Some foods contain what are called phytoestogens, soy is the most popular but there are others. These phytoestrogens are generally considered beneficial. Unlike hormones in animal products that are injected, these are naturally occurring.

Newlyn
09-07-2009, 02:53 AM
"Actually that is a big misconception about Asia. They do not actually eat processed soy like we do. My friend studied nutrtion/acpuncture in China for a summer, and they only eat the safer forms like edaname and miso, which don't effect estrogen levels."

I live in Japan and here people drink all different kinds of soy milk and eat numerous forms of fresh/fried/fermented tofu, as well as miso and edamame. I can't speak for the whole of Asia, but the Japanese are quite happily eating soy in all its processed/unprocessed forms.

I've also had soy milk and/or tofu in Korea, the Philippines, Thailand and Indonesia so processed soy products are pretty prevalent in the Asian countries I've visited, although different regions have different food traditions.

blkbarbie25
09-07-2009, 03:56 AM
i love your avatar ^

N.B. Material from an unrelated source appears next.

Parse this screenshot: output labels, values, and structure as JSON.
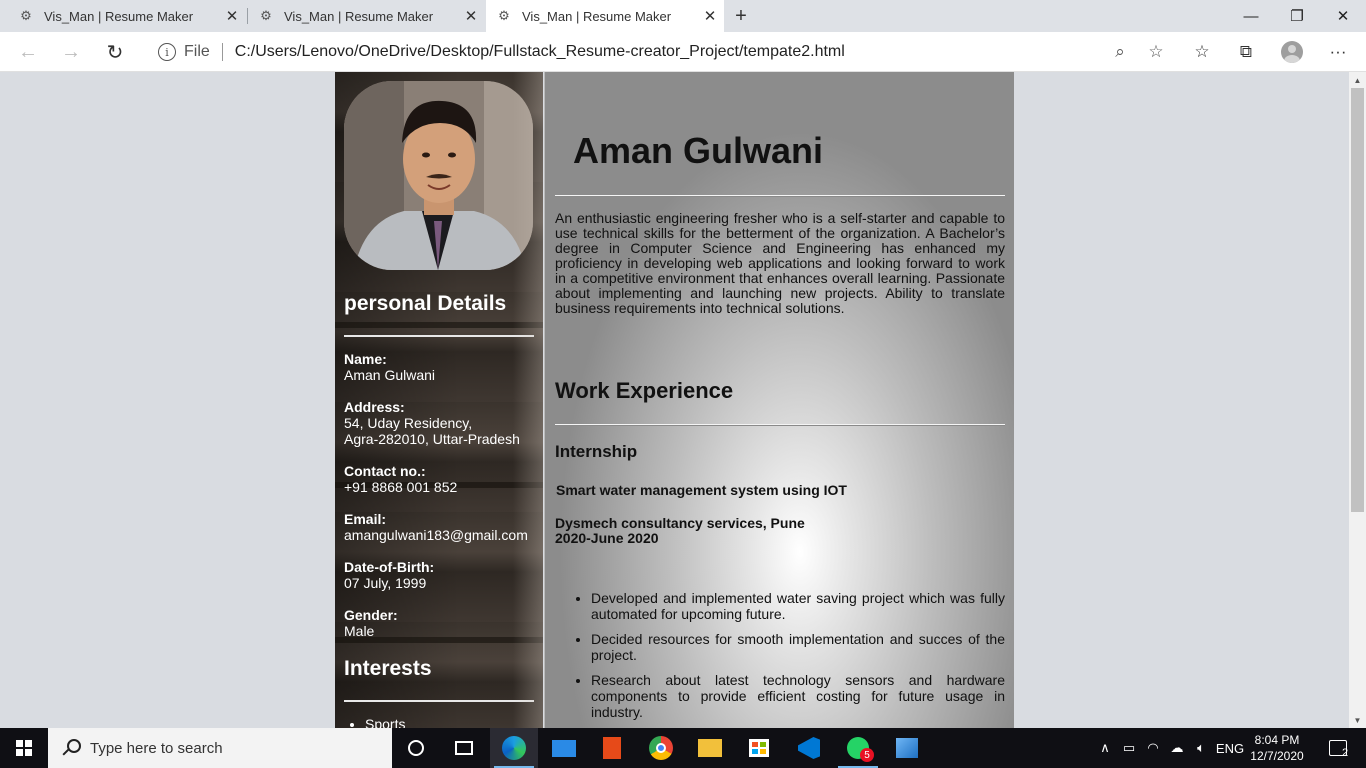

giselley
09-07-2009, 10:52 AM
I am not sure about the medical information regarding hypothyroidism, but I like all the various types of "milks" Soy, rice, hemp, almond... Soy is the most common. I have very bad acid reflex when drinking milk. This really only developed about 10 years ago. I love the flavor of milk, but apparently it causes me too uch pain to drink it. I generally can eat yoghurt (like you) and I can eat a small amount of cheese. I stick to soy ice cream and milk, but do not drink milk often. If I have an opened box in the frige I wil drink it, but then, won't think of dinking it for a long time. I do not eat ceriel in the morning-- there goes the majority of my milk drinking.

I am not sure there is a satisfactory alternative to soy milk if you do not like the other alternatives. Almond and hemp milk are prohibitivly expensive for me.

As far as soy burgers and so on, the brand Quorn doesn't have soy and is very good, and there are also several non-soy fake meats, many are simply veggie patties like rice or bean patties. They taste pretty good anyway.

QuilterInVA
09-07-2009, 06:09 PM
My nutritionist limits me to soy only 3 times a week and it has help my thyroid since I do. Once you have a disease, you are not in the normal eating group anymore. My dh had chronic kidney disease and was not allowed grains and whole grains, although most of use are told not to eat white products.

SarahDear123
09-13-2009, 04:19 AM
Hello Karen I have IBS-D as well it has been worse here lately then before. I am also intolerant to any sort of dairy product except cheese for some reason. I was wondering what kind of tips do you have for me, my ibs tends to flair up in high-stress situations, which for me is constantly. What kinda healthy things can I eat to keep it down.